Teenage boys search for ‘big tits’ online, and other revelations from the ‘InRealLife’ trailer

Monday September 16th 2013


Among the many thousands of public domain works freely available from the Internet Archive are most of the teen delinquency movies of the 1950s — films like Teenage Thunder and Assassin of Youth that horrified Middle America with tales of marijuana, premarital sex and drag racing. In this more enlightened age, we look back on such films and laugh, astounded that a hilariously sensational mess like Reefer Madness could ever have been taken seriously.

How strange then, that the same ridicule is so rarely levelled at contemporary teen panic movies like InRealLife. On the evidence of the trailer embedded above, the film’s brand of frenzied propaganda is really no different to the one peddled to terrified parents in decades gone by. Only now, the villain of the piece is a decidedly modern foe: the internet.

Steel yourself for the evil that lurks within this terrifying new medium…

0:16 — Two young men read aloud from a list of internet search terms: ‘big tits’, ‘teen’, ‘squirt’. That’s right folks, today’s teenage boys are no longer content to masturbate to the thought of a chaste peck on the cheek from their sweetheart. Now they covet the mammary glands of adult human women!

Their pusher? A sinful new perversion known as ‘pornography’, which definitely did not exist prior to the invention of the internet.

0:21 — Another poor victim of the modern condition recounts his sorry tale: “I text him a lot, we tweet each other, and we talk on Google Talk a lot.” From behind the camera, a concerned and in no way patronising voice questions, “and have you had a boyfriend in real life?” The tragedy of his existence now brought into sharp focus, our young hopeful lowers his head despondently and replies in the negative.

We can only hope that a similarly condescending voice of reason was around in the trenches of WWII, to pull hand-written love letters from the hands of servicemen and chide them for living in a fantasy world.

0:29 — “I change my status to ‘awake’, and then I have a shower, come back, and change my status to ‘getting ready'”. While some might conclude that this young woman’s greatest failing is her proclivity for a fucking boring status update, she has in fact fallen prey to a far scarier foe: internet addiction!

You see, whereas teenage diaries have traditionally been meticulously edited works of literature entirely devoid of superfluous, self-involved bullshit (which is why they account for such a large proportion of Nobel Prize in Literature winners) the internet has allowed teenagers to become mundane and self-absorbed! This terrifying new development cannot be allowed to stand.

0:42 — Here we see a group of youngsters having fun in a park. Seems innocent enough, right? Wrong!
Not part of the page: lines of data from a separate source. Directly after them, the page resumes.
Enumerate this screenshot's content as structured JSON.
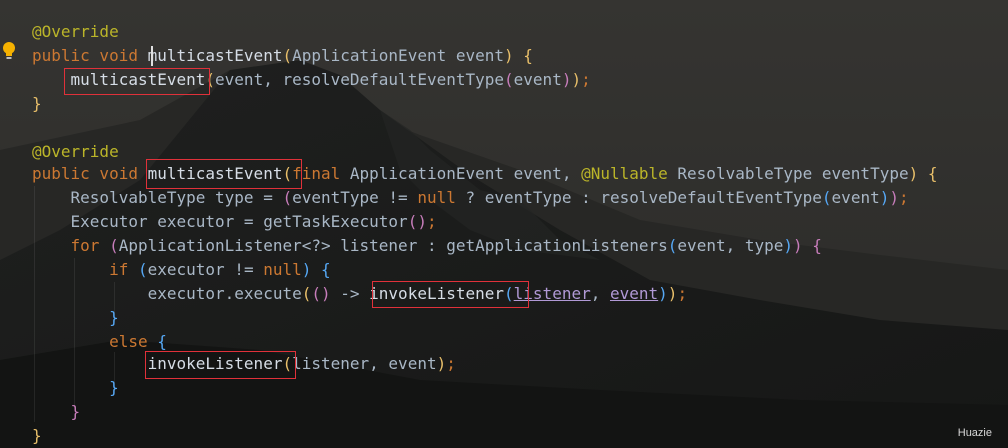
{
  "editor": {
    "watermark": "Huazie",
    "theme_colors": {
      "keyword": "#cc7832",
      "annotation": "#bbb529",
      "text": "#a9b7c6",
      "parameter": "#b199d6",
      "highlight_box": "#e0313a"
    },
    "gutter_icon": "lightbulb-icon",
    "lines": [
      {
        "id": 1,
        "segments": [
          {
            "t": "@Override",
            "c": "ann"
          }
        ]
      },
      {
        "id": 2,
        "segments": [
          {
            "t": "public void ",
            "c": "kw"
          },
          {
            "t": "multicastEvent",
            "c": "mcall"
          },
          {
            "t": "(",
            "c": "p1"
          },
          {
            "t": "ApplicationEvent event",
            "c": ""
          },
          {
            "t": ")",
            "c": "p1"
          },
          {
            "t": " {",
            "c": "p1"
          }
        ]
      },
      {
        "id": 3,
        "segments": [
          {
            "t": "    multicastEvent",
            "c": "mcall"
          },
          {
            "t": "(",
            "c": "p1"
          },
          {
            "t": "event, resolveDefaultEventType",
            "c": ""
          },
          {
            "t": "(",
            "c": "p2"
          },
          {
            "t": "event",
            "c": ""
          },
          {
            "t": ")",
            "c": "p2"
          },
          {
            "t": ")",
            "c": "p1"
          },
          {
            "t": ";",
            "c": "kw"
          }
        ]
      },
      {
        "id": 4,
        "segments": [
          {
            "t": "}",
            "c": "p1"
          }
        ]
      },
      {
        "id": 5,
        "segments": []
      },
      {
        "id": 6,
        "segments": [
          {
            "t": "@Override",
            "c": "ann"
          }
        ]
      },
      {
        "id": 7,
        "segments": [
          {
            "t": "public void ",
            "c": "kw"
          },
          {
            "t": "multicastEvent",
            "c": "mcall"
          },
          {
            "t": "(",
            "c": "p1"
          },
          {
            "t": "final ",
            "c": "kw"
          },
          {
            "t": "ApplicationEvent event, ",
            "c": ""
          },
          {
            "t": "@Nullable ",
            "c": "ann"
          },
          {
            "t": "ResolvableType eventType",
            "c": ""
          },
          {
            "t": ")",
            "c": "p1"
          },
          {
            "t": " {",
            "c": "p1"
          }
        ]
      },
      {
        "id": 8,
        "segments": [
          {
            "t": "    ResolvableType type = ",
            "c": ""
          },
          {
            "t": "(",
            "c": "p2"
          },
          {
            "t": "eventType != ",
            "c": ""
          },
          {
            "t": "null",
            "c": "kw"
          },
          {
            "t": " ? eventType : resolveDefaultEventType",
            "c": ""
          },
          {
            "t": "(",
            "c": "p3"
          },
          {
            "t": "event",
            "c": ""
          },
          {
            "t": ")",
            "c": "p3"
          },
          {
            "t": ")",
            "c": "p2"
          },
          {
            "t": ";",
            "c": "kw"
          }
        ]
      },
      {
        "id": 9,
        "segments": [
          {
            "t": "    Executor executor = getTaskExecutor",
            "c": ""
          },
          {
            "t": "()",
            "c": "p2"
          },
          {
            "t": ";",
            "c": "kw"
          }
        ]
      },
      {
        "id": 10,
        "segments": [
          {
            "t": "    for ",
            "c": "kw"
          },
          {
            "t": "(",
            "c": "p2"
          },
          {
            "t": "ApplicationListener<?> listener : getApplicationListeners",
            "c": ""
          },
          {
            "t": "(",
            "c": "p3"
          },
          {
            "t": "event, type",
            "c": ""
          },
          {
            "t": ")",
            "c": "p3"
          },
          {
            "t": ")",
            "c": "p2"
          },
          {
            "t": " {",
            "c": "p2"
          }
        ]
      },
      {
        "id": 11,
        "segments": [
          {
            "t": "        if ",
            "c": "kw"
          },
          {
            "t": "(",
            "c": "p3"
          },
          {
            "t": "executor != ",
            "c": ""
          },
          {
            "t": "null",
            "c": "kw"
          },
          {
            "t": ")",
            "c": "p3"
          },
          {
            "t": " {",
            "c": "p3"
          }
        ]
      },
      {
        "id": 12,
        "segments": [
          {
            "t": "            executor.execute",
            "c": ""
          },
          {
            "t": "(",
            "c": "p1"
          },
          {
            "t": "()",
            "c": "p2"
          },
          {
            "t": " -> ",
            "c": ""
          },
          {
            "t": "invokeListener",
            "c": "mcall"
          },
          {
            "t": "(",
            "c": "p3"
          },
          {
            "t": "listener",
            "c": "param"
          },
          {
            "t": ", ",
            "c": ""
          },
          {
            "t": "event",
            "c": "param"
          },
          {
            "t": ")",
            "c": "p3"
          },
          {
            "t": ")",
            "c": "p1"
          },
          {
            "t": ";",
            "c": "kw"
          }
        ]
      },
      {
        "id": 13,
        "segments": [
          {
            "t": "        }",
            "c": "p3"
          }
        ]
      },
      {
        "id": 14,
        "segments": [
          {
            "t": "        else ",
            "c": "kw"
          },
          {
            "t": "{",
            "c": "p3"
          }
        ]
      },
      {
        "id": 15,
        "segments": [
          {
            "t": "            invokeListener",
            "c": "mcall"
          },
          {
            "t": "(",
            "c": "p1"
          },
          {
            "t": "listener, event",
            "c": ""
          },
          {
            "t": ")",
            "c": "p1"
          },
          {
            "t": ";",
            "c": "kw"
          }
        ]
      },
      {
        "id": 16,
        "segments": [
          {
            "t": "        }",
            "c": "p3"
          }
        ]
      },
      {
        "id": 17,
        "segments": [
          {
            "t": "    }",
            "c": "p2"
          }
        ]
      },
      {
        "id": 18,
        "segments": [
          {
            "t": "}",
            "c": "p1"
          }
        ]
      }
    ]
  }
}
These particular teenagers met on the internet, which means that even once they do get together in the real world to play Twister and generally have a good time, there’s something decidedly creepy and wrong about the whole affair.

Instead, teenagers must meet via the traditional channels: at the ice cream parlour, attending Sunday School, or in the process of painting picket fences.

0:50 — It’s time to bring out the big guns (and the scary stock footage of evil-looking computer servers) as a voice informs us that, “your history is archived, by a private company, on servers that belong to them, for commercial puposes that belong to them”.

Quite how this relates to the hysterical fear-mongering about pornography and online relationships we’ve seen so far is not made clear, but don’t worry because before you know it we’re back to more comfortable territory…

0:53 — Our enthusiastic porn consumers are still getting ample use out of their communal iPad, as they gaze at an image of a topless woman and continue to discuss their admiration for her breasts.

It’s hard not to yearn for a simpler time, when horny teenagers would stay up late into the night discussing the intellects of the opposite sex.

1:26 — As the soundtrack shifts from melancholy piano to frightening, discordant electronica (turning up the moral panic to 11 in the process), we see a fast-cut montage of the myriad horrors of the online world.

Chief amongst them is this haunting image of two Etonians enacting the Gangnam Style dance — a sight so vile that any right-minded person would, upon seeing it, surely demand for the reinstatement of national service.

1:48 — That horrifying image still seared into our minds, we’re left to ruminate on whether mankind will ever truly recover from the global catastrophe of teenagers gaining access to the internet.

And while we’re at it, we can keep up to date with the film’s release on Twitter, Facebook and its official website.